No one is safe in the Taliban’s war against the Afghani Government-sponsored school system. In the Taliban’s eyes, to destroy the schools is to prove the government weak and unable to provide security. To make their point, the Taliban have no qualms with massacring innocent preteen schoolgirls.
“Schoolgirls in the Gunsights of the Taliban” by Barry Bearak for Scotland on Sunday:
WITH their teacher absent, 10 students were allowed to leave school early. These were the girls the gunmen saw first, 10 easy targets walking hand-in-hand through the blue metal gate and on to the winding dirt road.
A 13-year-old named Shukria was shot in the arm and the back, and teetered into an adjacent wheat field. Zarmina, her 12-year-old sister, ran to her side, listening to the wounded girl’s precious breath and trying to help her stand. But Shukria was too heavy to lift and the two gunmen, sitting astride a single motorbike, sped closer.
As Zarmina scurried away, the men took a more studied aim at those they had already shot, finishing off Shukria with bullets to her stomach and heart. Then the attackers seemed to succumb to the frenzy they had begun, forsaking the motorbike and fleeing on foot in a panic, two bobbing heads – one tucked into a helmet, the other swaddled by a handkerchief – vanishing amid the earthen colour of the concealing wheat.
Six girls were shot here on the sunny afternoon last month; two of them died.
Simply horrible. Can any normal human being justify the shooting innocent little girls for going to school?
The girls are not the only targets; their mothers are under attack as well.
Although the power of the Taliban has been greatly reduced in Afghanistan since the 2001 US-led invasion, slowly but surely their influence, especially in the tribal south, is returning.
In Badakshan, all women must get permission from their husbands before being allowed to visit a doctor.
Women teachers are regularly subjected to beatings and assaults from roaming Taliban gangs.
Mothers who send their children to school are also targeted by the thugs, who try to intimidate them into keeping their youngsters at home.
Forced marriages and domestic violence feature regularly in the lives of many women who live in the south and eastern provinces of the country.
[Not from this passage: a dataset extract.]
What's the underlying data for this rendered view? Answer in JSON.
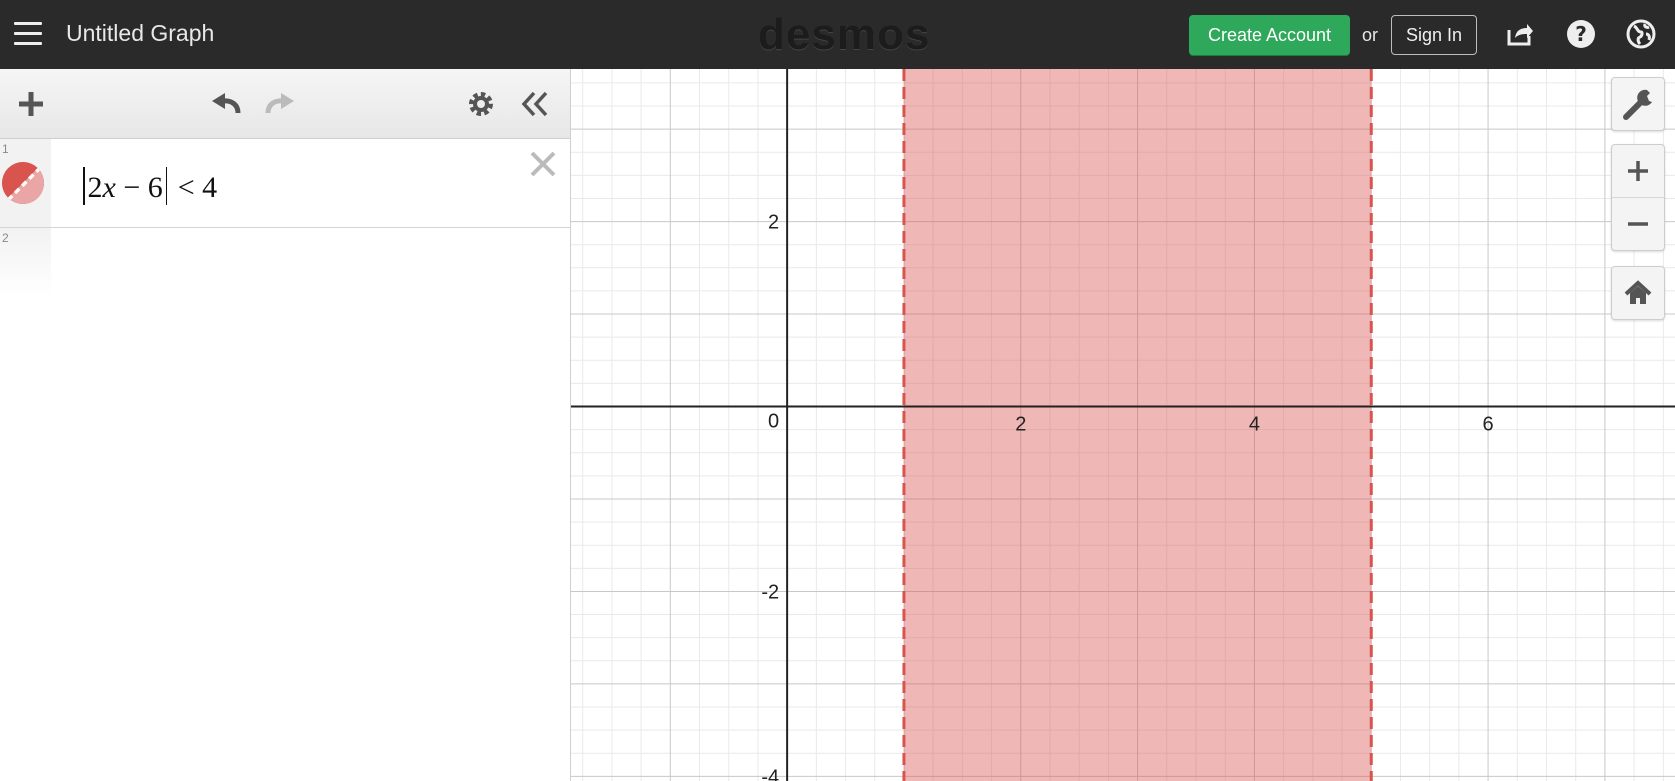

Although more women are working in the media now, they are under constant threat. Shaima Rezayee, a popular MTV-style presenter, was shot dead after receiving death threats in 2006.
Crossposted from The American Israeli Patriot.